Instructions to follow —
Every line below that holds the string "selected" should be copied.
===== Supplied material
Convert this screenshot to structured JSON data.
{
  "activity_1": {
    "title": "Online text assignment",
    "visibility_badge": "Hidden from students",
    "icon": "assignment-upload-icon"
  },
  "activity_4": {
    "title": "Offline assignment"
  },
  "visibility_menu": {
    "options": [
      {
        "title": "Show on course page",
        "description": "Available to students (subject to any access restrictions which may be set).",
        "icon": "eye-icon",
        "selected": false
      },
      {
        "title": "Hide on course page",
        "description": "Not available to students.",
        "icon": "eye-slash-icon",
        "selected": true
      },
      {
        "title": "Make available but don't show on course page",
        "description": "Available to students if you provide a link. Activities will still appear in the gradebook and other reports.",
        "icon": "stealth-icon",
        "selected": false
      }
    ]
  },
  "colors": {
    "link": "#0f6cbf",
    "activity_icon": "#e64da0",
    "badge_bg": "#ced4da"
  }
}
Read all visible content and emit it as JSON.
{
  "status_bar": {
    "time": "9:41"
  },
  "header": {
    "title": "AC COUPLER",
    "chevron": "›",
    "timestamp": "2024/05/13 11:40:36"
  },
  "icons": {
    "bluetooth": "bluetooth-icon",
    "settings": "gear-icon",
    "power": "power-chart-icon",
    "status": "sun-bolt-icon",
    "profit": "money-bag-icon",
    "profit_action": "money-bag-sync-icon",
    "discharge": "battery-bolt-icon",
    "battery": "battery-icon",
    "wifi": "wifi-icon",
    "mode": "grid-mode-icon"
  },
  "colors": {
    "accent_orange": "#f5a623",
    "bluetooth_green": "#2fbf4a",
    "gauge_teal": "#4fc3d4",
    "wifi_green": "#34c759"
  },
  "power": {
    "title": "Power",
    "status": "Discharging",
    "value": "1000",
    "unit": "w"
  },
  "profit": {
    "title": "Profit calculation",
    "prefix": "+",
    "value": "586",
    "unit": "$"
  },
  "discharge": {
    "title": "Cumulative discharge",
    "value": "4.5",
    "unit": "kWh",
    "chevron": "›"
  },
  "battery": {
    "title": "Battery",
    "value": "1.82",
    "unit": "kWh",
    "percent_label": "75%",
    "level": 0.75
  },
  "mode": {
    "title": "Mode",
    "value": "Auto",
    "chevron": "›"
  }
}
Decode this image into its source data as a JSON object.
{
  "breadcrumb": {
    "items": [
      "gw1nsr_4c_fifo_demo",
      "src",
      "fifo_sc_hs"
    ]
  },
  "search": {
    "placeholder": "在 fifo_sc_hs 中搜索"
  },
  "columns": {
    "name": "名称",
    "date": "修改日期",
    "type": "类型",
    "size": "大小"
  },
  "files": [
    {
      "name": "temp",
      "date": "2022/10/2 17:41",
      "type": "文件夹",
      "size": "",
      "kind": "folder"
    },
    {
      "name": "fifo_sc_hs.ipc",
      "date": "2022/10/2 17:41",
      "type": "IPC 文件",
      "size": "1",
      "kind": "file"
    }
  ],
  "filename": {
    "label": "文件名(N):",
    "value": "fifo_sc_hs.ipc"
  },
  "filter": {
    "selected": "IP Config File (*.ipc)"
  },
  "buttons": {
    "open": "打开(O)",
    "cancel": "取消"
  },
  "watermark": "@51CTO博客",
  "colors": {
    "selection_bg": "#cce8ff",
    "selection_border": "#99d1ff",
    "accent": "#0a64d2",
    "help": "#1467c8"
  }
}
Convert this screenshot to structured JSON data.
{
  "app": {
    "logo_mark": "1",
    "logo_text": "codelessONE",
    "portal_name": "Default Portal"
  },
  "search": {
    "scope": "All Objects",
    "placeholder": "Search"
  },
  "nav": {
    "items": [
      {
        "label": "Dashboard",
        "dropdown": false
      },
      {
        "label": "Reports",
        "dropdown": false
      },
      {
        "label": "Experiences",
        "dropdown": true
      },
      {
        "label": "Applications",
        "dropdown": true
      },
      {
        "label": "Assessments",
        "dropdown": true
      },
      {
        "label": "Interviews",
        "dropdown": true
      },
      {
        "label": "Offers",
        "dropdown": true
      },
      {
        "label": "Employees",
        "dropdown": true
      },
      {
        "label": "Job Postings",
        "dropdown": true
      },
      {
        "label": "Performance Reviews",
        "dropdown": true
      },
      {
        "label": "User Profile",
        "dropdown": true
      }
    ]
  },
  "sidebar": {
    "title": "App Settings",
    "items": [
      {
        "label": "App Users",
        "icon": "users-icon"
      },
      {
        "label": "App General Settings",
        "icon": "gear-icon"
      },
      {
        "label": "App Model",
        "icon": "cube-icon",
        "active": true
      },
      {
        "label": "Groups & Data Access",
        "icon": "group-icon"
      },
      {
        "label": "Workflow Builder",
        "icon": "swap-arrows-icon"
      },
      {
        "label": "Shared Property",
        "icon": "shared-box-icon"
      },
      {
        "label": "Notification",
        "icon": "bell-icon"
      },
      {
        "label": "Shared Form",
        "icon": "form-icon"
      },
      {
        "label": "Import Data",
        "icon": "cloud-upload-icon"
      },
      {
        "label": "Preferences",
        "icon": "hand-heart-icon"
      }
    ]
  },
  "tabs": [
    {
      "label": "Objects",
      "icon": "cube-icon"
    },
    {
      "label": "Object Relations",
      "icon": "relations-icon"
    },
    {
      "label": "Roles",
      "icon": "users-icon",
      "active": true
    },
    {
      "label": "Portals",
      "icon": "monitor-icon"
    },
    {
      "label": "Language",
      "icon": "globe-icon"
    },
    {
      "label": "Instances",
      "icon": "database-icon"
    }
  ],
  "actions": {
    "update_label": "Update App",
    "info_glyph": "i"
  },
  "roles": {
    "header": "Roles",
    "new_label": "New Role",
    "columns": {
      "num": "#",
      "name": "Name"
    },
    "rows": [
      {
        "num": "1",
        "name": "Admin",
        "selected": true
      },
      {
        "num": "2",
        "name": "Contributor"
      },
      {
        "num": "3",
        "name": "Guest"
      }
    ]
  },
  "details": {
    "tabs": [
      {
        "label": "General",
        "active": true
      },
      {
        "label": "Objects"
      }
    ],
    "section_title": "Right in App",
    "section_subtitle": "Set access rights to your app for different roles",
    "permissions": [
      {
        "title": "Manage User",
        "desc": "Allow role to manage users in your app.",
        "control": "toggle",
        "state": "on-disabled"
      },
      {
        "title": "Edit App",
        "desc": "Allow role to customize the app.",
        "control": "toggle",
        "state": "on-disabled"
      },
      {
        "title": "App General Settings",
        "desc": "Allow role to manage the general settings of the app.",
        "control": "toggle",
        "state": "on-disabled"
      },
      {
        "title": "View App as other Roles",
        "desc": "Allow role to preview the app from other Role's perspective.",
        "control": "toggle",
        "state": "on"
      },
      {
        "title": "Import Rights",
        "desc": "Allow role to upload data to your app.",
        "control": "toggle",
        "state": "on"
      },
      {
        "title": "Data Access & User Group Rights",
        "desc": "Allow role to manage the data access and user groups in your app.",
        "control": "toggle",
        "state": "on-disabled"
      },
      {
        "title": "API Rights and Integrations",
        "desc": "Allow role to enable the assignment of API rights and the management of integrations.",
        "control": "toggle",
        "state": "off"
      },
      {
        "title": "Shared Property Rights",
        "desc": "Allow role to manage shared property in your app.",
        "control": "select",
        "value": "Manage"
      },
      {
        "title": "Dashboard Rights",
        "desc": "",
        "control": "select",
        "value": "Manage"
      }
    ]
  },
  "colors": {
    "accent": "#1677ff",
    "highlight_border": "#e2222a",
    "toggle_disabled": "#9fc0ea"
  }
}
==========
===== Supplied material
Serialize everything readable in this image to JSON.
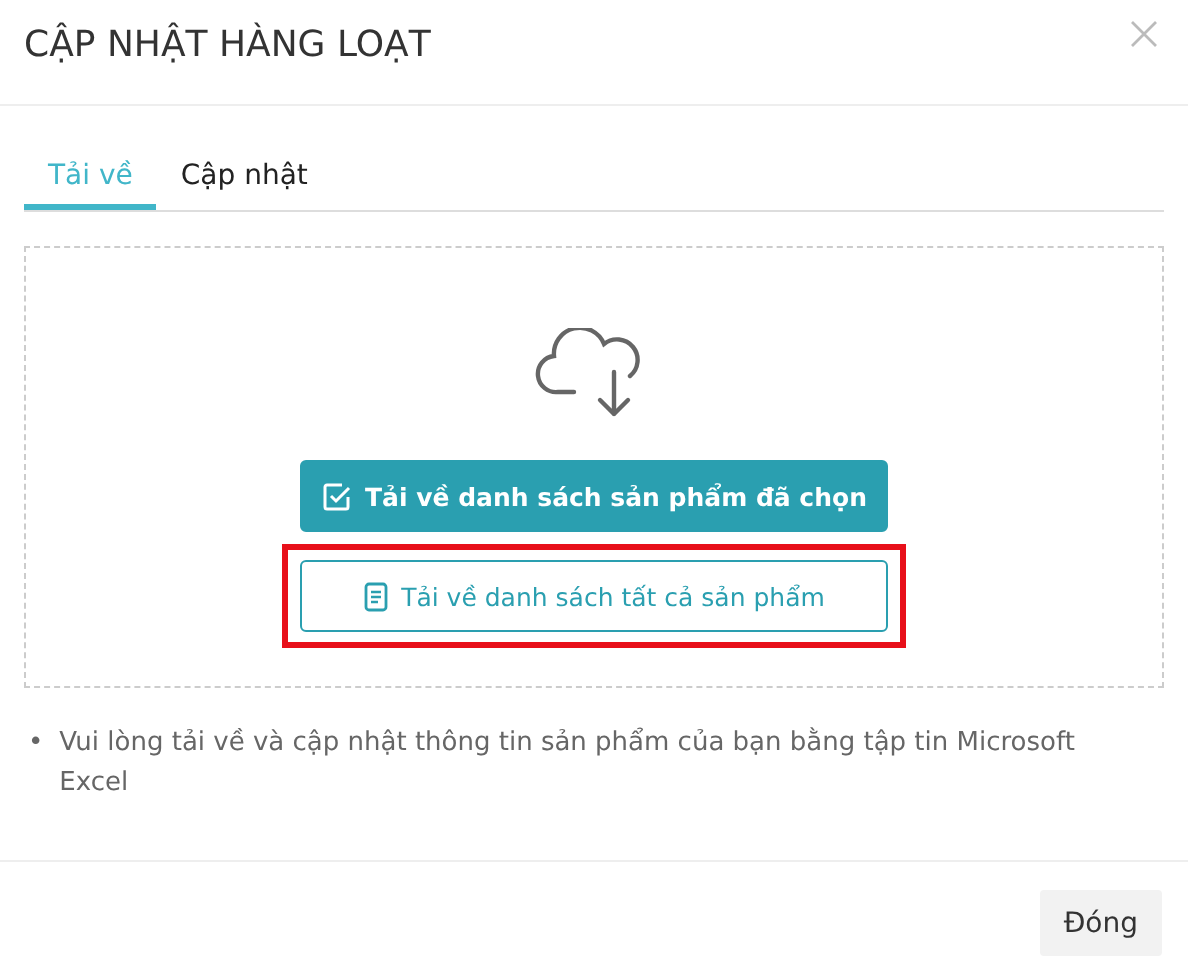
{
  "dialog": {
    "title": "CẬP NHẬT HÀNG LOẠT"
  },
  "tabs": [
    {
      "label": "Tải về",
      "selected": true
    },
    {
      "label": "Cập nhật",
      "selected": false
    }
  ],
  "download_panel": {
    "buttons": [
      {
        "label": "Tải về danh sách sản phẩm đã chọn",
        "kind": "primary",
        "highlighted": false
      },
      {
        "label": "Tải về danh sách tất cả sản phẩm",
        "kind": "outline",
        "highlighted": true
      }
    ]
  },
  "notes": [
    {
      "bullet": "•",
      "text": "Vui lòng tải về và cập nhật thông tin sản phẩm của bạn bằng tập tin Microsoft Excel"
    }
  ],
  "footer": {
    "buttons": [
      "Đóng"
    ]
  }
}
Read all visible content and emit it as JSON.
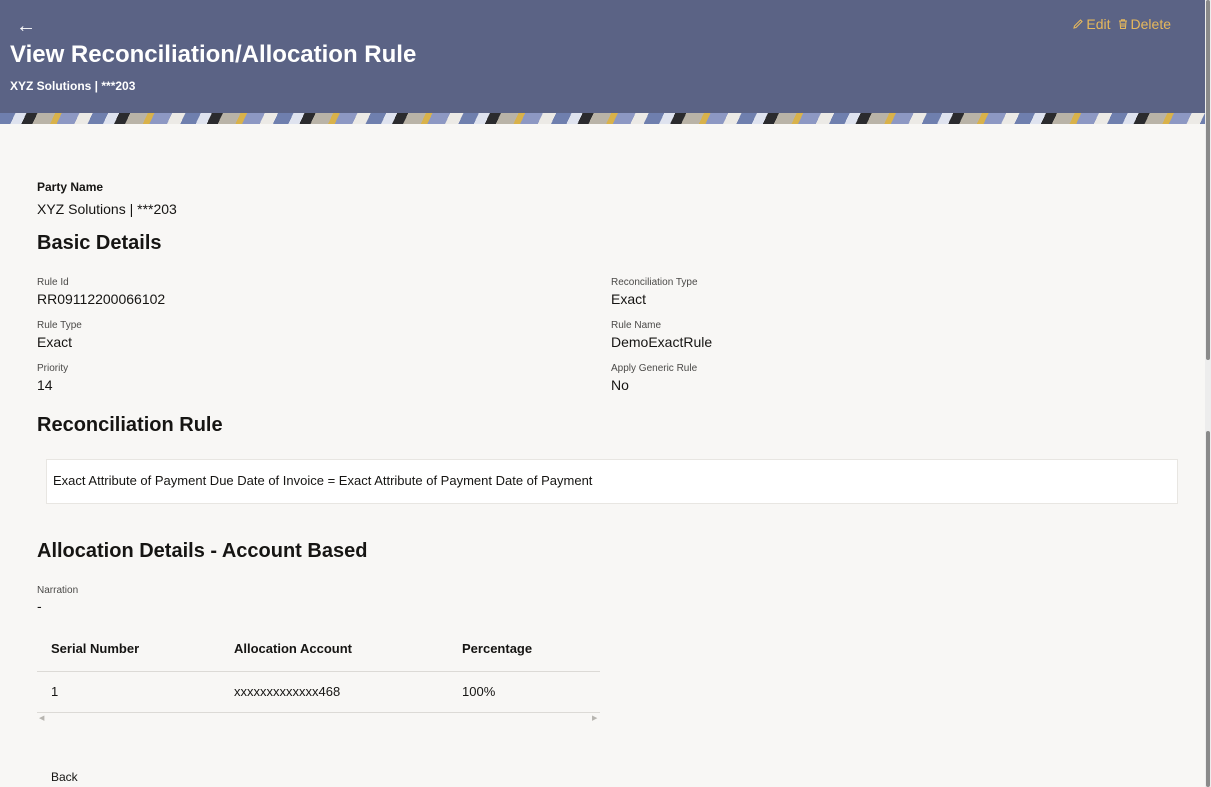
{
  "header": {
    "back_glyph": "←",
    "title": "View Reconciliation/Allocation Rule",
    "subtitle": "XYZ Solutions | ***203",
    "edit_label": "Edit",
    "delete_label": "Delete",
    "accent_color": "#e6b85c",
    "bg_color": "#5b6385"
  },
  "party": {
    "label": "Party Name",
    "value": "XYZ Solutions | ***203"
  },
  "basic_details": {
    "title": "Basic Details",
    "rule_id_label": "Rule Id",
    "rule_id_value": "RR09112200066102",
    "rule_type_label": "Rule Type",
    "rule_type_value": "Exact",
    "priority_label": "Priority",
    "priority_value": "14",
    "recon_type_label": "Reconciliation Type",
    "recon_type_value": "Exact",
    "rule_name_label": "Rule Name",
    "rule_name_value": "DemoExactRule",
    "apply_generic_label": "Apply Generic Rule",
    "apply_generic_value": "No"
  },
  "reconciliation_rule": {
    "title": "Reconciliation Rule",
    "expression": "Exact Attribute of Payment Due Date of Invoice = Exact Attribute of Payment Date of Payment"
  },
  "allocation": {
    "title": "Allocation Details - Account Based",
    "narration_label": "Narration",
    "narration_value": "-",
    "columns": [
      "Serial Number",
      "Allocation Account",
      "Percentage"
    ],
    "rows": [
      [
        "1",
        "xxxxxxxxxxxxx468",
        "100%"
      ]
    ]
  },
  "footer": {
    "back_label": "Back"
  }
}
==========
Exercise output —
        "selected": false
        "selected": true
        "selected": false
    "selected": "IP Config File (*.ipc)"
        "selected": true
      "selected": true
      "selected": false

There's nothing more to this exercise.